DATA FOR REVIEW:
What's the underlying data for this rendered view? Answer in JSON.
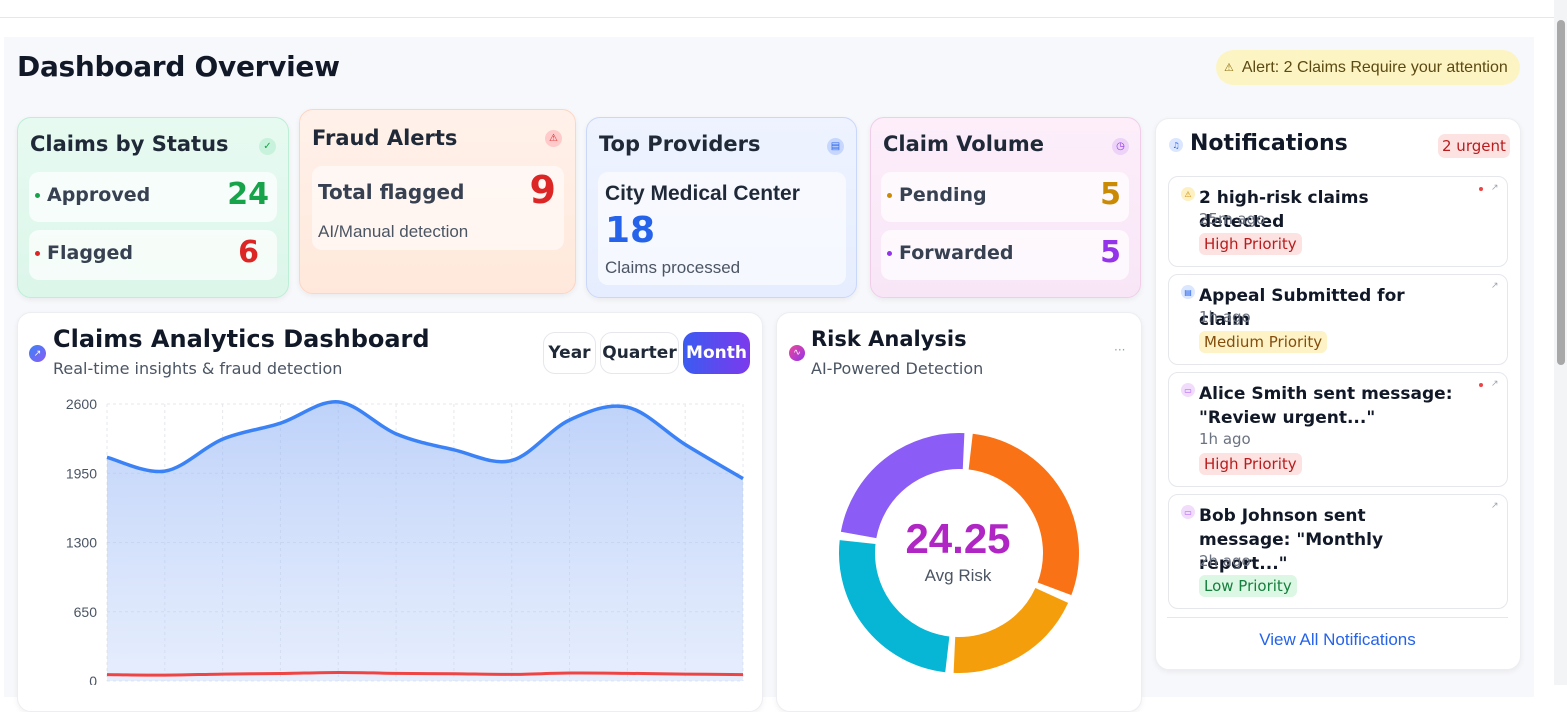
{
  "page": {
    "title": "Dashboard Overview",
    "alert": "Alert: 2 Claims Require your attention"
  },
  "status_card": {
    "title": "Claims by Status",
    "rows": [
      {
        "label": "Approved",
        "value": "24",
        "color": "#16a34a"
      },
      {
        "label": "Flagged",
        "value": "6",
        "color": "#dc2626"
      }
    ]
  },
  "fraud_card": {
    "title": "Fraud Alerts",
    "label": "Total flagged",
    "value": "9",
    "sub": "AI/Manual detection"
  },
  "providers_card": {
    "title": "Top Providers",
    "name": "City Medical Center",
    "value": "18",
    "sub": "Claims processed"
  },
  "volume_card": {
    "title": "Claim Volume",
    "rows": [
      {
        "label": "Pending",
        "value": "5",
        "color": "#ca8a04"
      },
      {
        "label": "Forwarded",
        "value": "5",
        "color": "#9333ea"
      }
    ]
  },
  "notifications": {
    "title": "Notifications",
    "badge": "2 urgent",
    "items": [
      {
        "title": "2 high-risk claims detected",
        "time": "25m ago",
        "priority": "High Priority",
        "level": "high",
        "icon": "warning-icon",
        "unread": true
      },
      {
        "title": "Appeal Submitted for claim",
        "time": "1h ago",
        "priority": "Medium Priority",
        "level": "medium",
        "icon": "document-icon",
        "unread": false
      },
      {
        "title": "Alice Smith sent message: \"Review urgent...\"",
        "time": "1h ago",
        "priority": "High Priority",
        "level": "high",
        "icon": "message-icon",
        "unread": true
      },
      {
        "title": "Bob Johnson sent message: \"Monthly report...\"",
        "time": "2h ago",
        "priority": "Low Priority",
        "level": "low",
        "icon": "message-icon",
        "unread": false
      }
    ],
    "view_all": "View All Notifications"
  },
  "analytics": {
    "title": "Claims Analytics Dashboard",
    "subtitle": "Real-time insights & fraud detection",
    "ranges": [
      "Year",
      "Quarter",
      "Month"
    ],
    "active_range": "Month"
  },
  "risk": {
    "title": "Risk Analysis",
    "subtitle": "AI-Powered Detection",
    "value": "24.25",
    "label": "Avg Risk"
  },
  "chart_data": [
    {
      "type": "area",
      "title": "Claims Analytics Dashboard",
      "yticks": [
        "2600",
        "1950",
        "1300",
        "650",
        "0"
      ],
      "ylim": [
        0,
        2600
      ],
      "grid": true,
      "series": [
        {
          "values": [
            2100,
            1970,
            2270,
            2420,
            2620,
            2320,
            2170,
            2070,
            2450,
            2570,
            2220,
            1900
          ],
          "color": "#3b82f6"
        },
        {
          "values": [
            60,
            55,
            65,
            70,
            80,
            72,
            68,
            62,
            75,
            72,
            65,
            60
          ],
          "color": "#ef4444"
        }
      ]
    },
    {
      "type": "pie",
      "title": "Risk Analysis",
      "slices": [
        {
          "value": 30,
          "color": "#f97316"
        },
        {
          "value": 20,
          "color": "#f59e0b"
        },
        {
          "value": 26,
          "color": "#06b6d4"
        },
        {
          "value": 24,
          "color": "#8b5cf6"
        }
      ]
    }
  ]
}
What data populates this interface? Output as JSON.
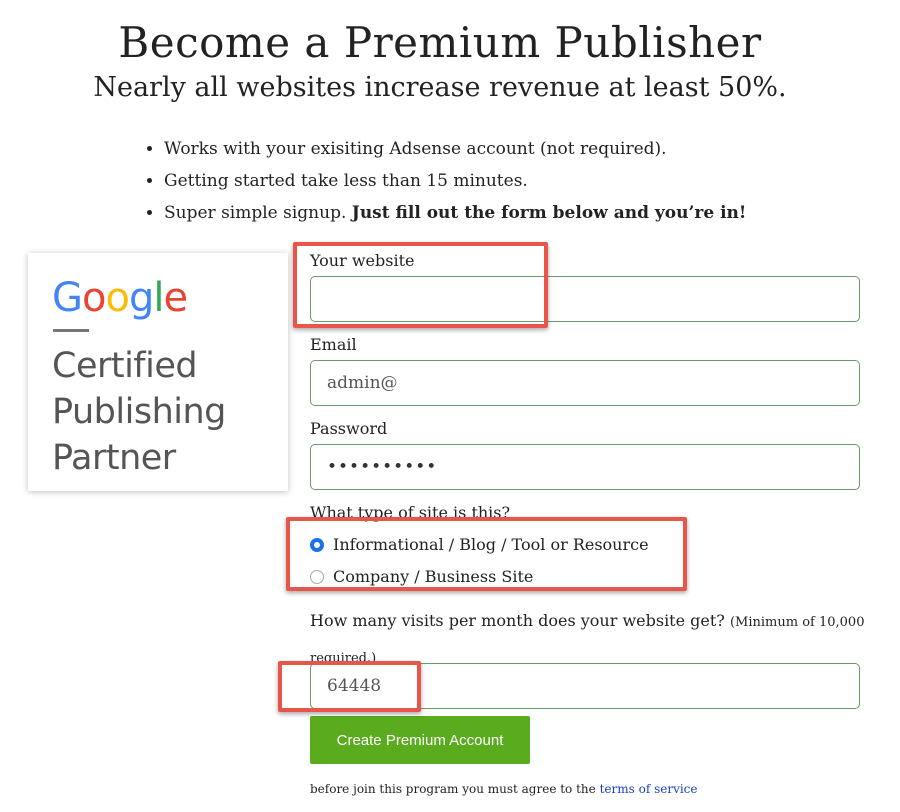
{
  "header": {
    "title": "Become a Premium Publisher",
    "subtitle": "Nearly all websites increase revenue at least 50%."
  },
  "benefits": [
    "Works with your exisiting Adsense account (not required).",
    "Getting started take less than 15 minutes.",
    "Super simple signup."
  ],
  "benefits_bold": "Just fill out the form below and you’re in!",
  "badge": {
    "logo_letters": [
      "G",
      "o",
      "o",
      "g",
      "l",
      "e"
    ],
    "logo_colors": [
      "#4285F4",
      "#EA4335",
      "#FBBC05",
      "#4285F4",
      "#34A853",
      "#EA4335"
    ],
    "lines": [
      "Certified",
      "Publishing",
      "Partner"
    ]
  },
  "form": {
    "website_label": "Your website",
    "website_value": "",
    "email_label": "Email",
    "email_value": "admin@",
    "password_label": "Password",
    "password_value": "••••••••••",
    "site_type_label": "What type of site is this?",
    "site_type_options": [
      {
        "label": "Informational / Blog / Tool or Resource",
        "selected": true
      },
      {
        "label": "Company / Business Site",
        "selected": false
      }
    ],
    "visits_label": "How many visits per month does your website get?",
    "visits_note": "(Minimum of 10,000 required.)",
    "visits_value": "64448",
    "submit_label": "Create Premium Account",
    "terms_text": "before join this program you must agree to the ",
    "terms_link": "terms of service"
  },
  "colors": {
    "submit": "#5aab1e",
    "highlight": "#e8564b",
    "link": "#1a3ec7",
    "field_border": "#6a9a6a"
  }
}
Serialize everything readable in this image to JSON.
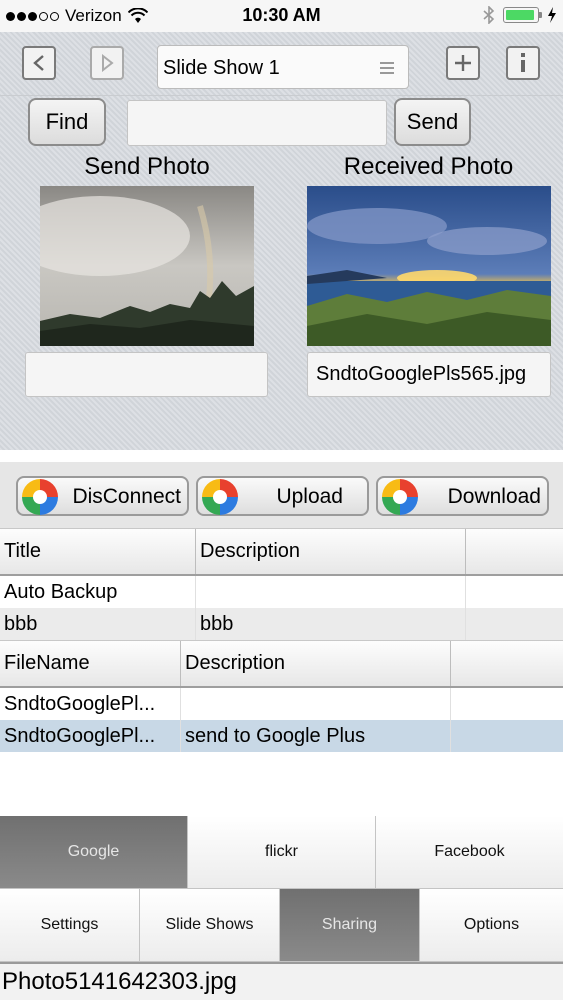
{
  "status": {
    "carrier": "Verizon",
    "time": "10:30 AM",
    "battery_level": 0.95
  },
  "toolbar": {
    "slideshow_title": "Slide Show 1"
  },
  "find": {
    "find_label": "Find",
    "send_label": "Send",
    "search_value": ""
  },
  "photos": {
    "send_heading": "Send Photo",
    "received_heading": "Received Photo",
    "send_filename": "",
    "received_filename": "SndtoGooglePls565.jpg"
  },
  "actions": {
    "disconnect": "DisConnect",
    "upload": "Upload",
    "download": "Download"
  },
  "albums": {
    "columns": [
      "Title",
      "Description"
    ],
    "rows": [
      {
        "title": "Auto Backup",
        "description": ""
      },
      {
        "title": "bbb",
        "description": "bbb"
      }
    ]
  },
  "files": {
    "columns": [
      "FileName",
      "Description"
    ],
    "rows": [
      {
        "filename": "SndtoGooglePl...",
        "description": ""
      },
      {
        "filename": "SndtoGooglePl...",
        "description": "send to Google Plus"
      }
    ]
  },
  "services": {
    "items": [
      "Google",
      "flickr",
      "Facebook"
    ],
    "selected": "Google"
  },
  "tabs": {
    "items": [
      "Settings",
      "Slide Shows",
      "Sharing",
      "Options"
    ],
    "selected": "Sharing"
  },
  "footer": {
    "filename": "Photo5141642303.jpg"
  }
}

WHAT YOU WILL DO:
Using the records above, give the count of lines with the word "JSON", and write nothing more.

EXERCISE RESULT:
3